_Information provided_:
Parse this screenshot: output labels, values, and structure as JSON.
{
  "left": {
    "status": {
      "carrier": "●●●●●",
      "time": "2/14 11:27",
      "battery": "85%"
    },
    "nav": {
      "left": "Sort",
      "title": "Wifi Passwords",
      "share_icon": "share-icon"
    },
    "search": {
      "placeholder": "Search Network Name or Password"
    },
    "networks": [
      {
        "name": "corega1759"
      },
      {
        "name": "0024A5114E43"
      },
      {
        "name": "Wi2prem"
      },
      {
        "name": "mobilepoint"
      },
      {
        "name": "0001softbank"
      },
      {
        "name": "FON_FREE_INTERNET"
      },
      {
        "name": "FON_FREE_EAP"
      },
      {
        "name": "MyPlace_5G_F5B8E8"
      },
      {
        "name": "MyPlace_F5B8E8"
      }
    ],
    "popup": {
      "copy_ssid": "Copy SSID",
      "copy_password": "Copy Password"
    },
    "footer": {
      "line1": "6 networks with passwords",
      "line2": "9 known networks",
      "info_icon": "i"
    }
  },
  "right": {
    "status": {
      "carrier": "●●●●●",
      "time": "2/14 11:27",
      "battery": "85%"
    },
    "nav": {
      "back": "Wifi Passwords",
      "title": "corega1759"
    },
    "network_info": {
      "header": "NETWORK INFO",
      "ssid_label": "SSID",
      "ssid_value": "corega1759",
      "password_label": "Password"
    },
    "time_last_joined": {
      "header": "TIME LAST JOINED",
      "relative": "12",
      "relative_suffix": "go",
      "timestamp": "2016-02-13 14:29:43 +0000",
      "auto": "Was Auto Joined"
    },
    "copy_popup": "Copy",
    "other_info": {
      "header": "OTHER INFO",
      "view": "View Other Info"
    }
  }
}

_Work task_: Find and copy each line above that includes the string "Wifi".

_Final answer_:
      "title": "Wifi Passwords",
      "back": "Wifi Passwords",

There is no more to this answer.